is not a weakness, a passing indisposition, or something we can arrange to do without, vulnerability is not a choice, vulnerability is the underlying, ever present and abiding under-current of our natural state. To run from vulnerability is to run from the essence of our nature, the attempt to be invulnerable is the vain attempt to become something we are not and most especially, to close off our understanding of the grief of others.

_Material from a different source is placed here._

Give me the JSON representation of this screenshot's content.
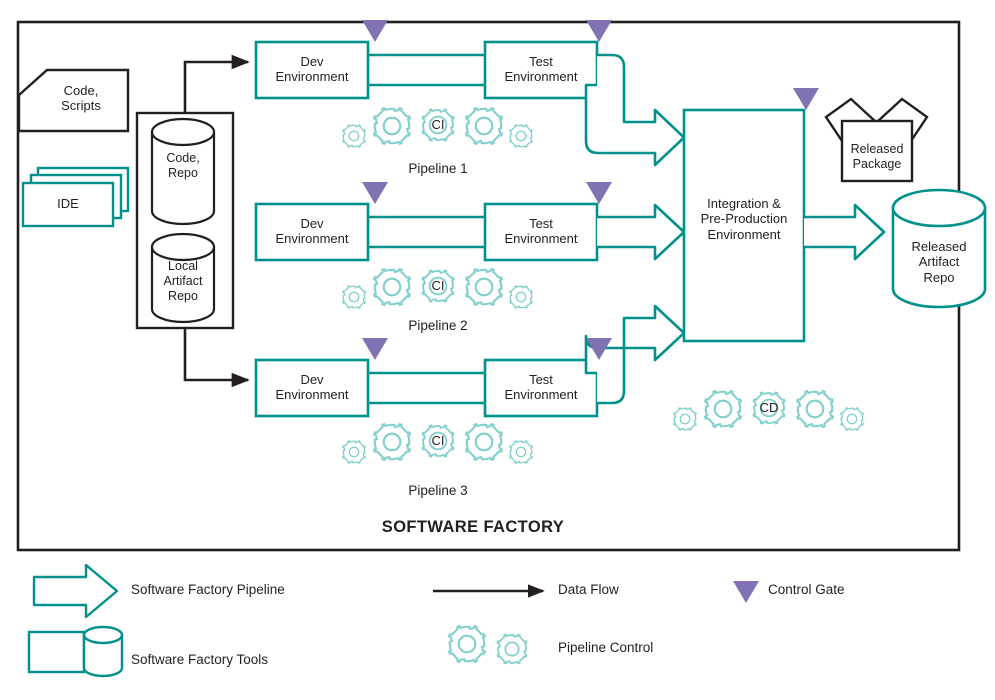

More seriously, in refusing our vulnerability we refuse to ask for the help needed at every turn of our existence and immobilize the essential, tidal and conversational foundations of our identity.

To have a temporary, isolated sense of power over all events and circumstances, is a lovely illusory privilege and perhaps the prime beautifully constructed conceit of being human and most especially of being youthfully human, but it is a privilege that must be surrendered with that same youth, with ill health, with accident, with the loss of loved ones who do not share our untouchable powers; powers eventually and most emphatically given up, as we approach our last breath.

The only choice we have as we mature is how we inhabit our vulnerability, how we become larger and more courageous and more compassionate through our intimacy with disappearance, our choice is to inhabit vulnerability as generous citizens of loss, robustly and fully, or conversely, as misers and complainers, reluctant, and fearful, always at the gates of existence, but never bravely and completely attempting to enter, never wanting to risk ourselves, never walking fully through the door.

In and Out of Time

The sun has come.
The mist has gone.
We see in the distance...
our long way home.
I was always yours to have.
You were always mine.
We have loved each other in and out of time.
When the first stone looked up at the blazing sun
and the first tree struggled up from the forest floor
I had always loved you more.
You freed your braids...
gave your hair to the breeze.
It hummed like a hive of honey bees.
I reached in the mass for the sweet honey comb there...
Mmmm... God how I love your hair.
You saw me bludgeoned by circumstance.
Lost, injured, hurt by chance.
I screamed to the heavens... loudly screamed...
Trying to change our nightmares into dreams...
The sun has come.
The mist has gone.
We see in the distance our long way home.
I was always yours to have.
You were always mine.
We have loved each other in and out
in and out
in and out
of time.

Maya Angelou

Heron Rises From The Dark, Summer Pond

Mary Oliver

So heavy

is the long-necked, long-bodied heron,

always it is a surprise

when her smoke-colored wings

 

open

and she turns

from the thick water,

from the black sticks

 

of the summer pond,

and slowly

rises into the air

and is gone.

 

Then, not for the first or the last time,

I take the deep breath

of happiness, and I think

how unlikely it is

 

that death is a hole in the ground,

how improbable

that ascension is not possible,

though everything seems so inert, so nailed

 

back into itself--

the muskrat and his lumpy lodge,

the turtle,

the fallen gate.

 

And especially it is wonderful

that the summers are long

and the ponds so dark and so many,

and therefore it isn't a miracle

 

but the common thing,

this decision,

this trailing of the long legs in the water,

this opening up of the heavy body

 

into a new life: see how the sudden

gray-blue sheets of her wings

strive toward the wind; see how the clasp of nothing

takes her in.